“Karim Khan’s election as prosecutor is occurring at a time when the ICC is needed more than ever but has faced significant challenges and pressure on its role,” said Richard Dicker, international justice director at Human Rights Watch.
“We will be looking to Mr Khan to address shortcomings in the court’s performance while demonstrating firm independence in seeking to hold even the most powerful rights abusers to account.”
While the Security Council has used its power under the Rome Statute to refer conflicts in Sudan’s western Darfur region and in Libya to the ICC, calls for the UN’s most powerful body to refer Syria, and more recently Myanmar, to the tribunal have failed.
‘An existential threat’
In the last several years, Bensouda had sought to broaden its reach beyond its early all-African focus including Afghanistan, Palestine, which is a party to the Rome Statute, and Georgia.
The ICC is needed more than ever, Dicker said, “because of the proliferation of these horrific crimes”, but the court had faced “an existential threat” from former US President Donald Trump’s administration.
It slapped sanctions on Bensouda and one of her top aides last year for continuing to investigate war crimes allegations against Americans, although the court was often criticised in the past for its focus on African crimes.
Last week, ICC judges angered Israel by saying the court’s jurisdiction extends to territories occupied by Israel in the 1967 war, potentially clearing the way for the prosecutor to open an investigation into Israeli military actions and the country’s construction of illegal Jewish settlements in the occupied West Bank and annexed East Jerusalem.
While Palestinian rights groups welcomed the move, Israeli Prime Minister Benjamin Netanyahu called the decision a “perversion of justice”.
The selection process for the prosecutor and the alleged failure by the ICC’s Assembly of States Parties to conduct stringent background checks on the candidates to ensure they met the requirement of “high moral character” has drawn criticism from civil society groups that work with the court.

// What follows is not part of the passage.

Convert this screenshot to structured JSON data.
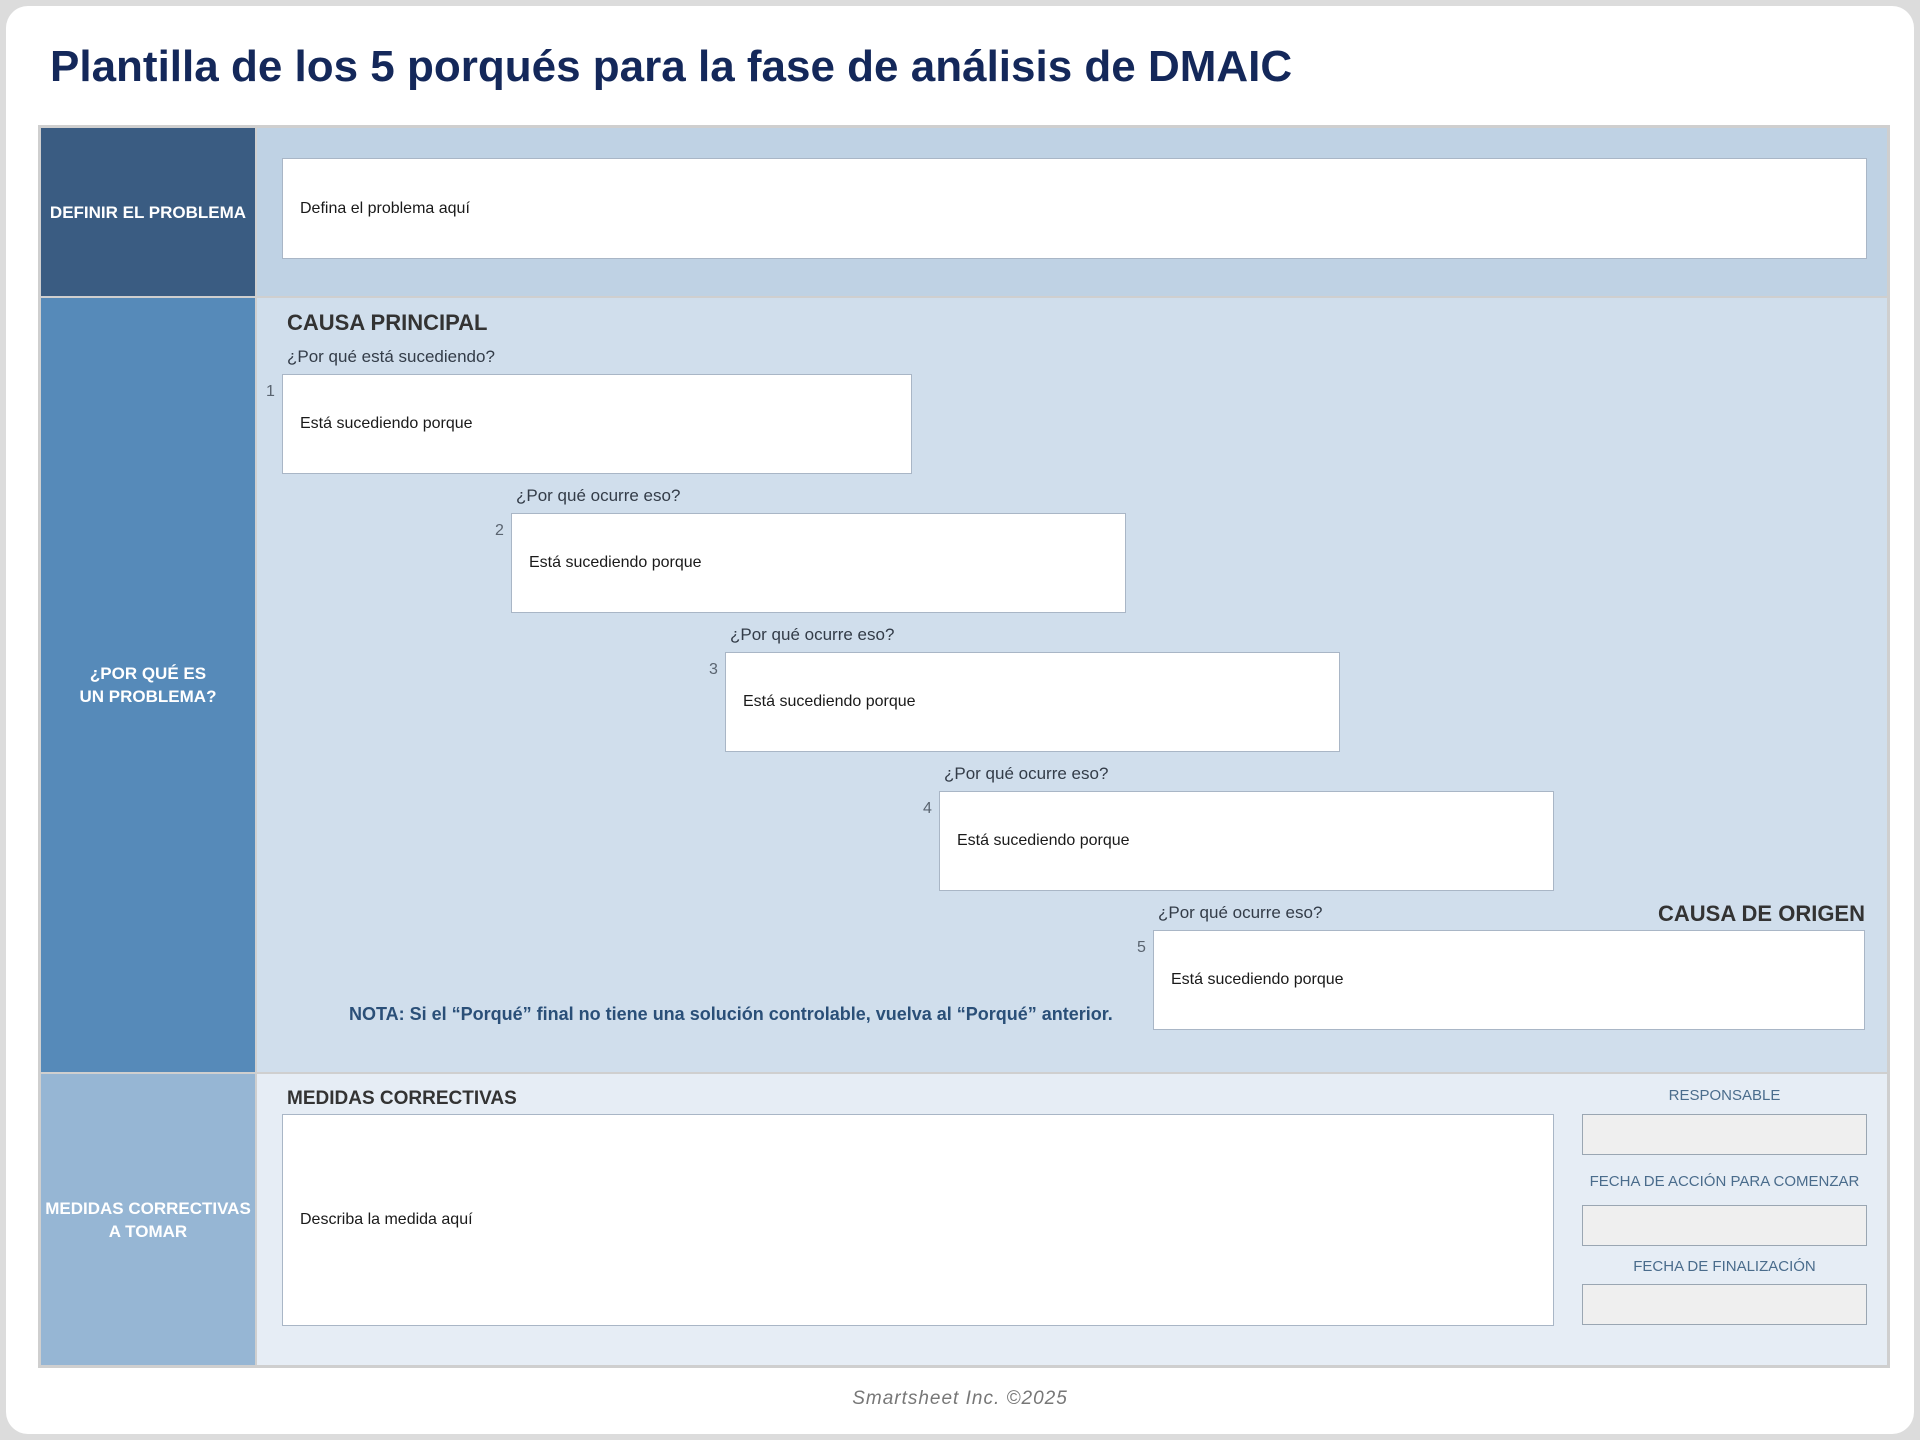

A diplomat who spoke on condition of anonymity to discuss details of closed meetings said the fact that many of the meetings to discuss possible successors to Bensouda took place virtually made it difficult for member nations to discuss concerns during informal “corridor” meetings.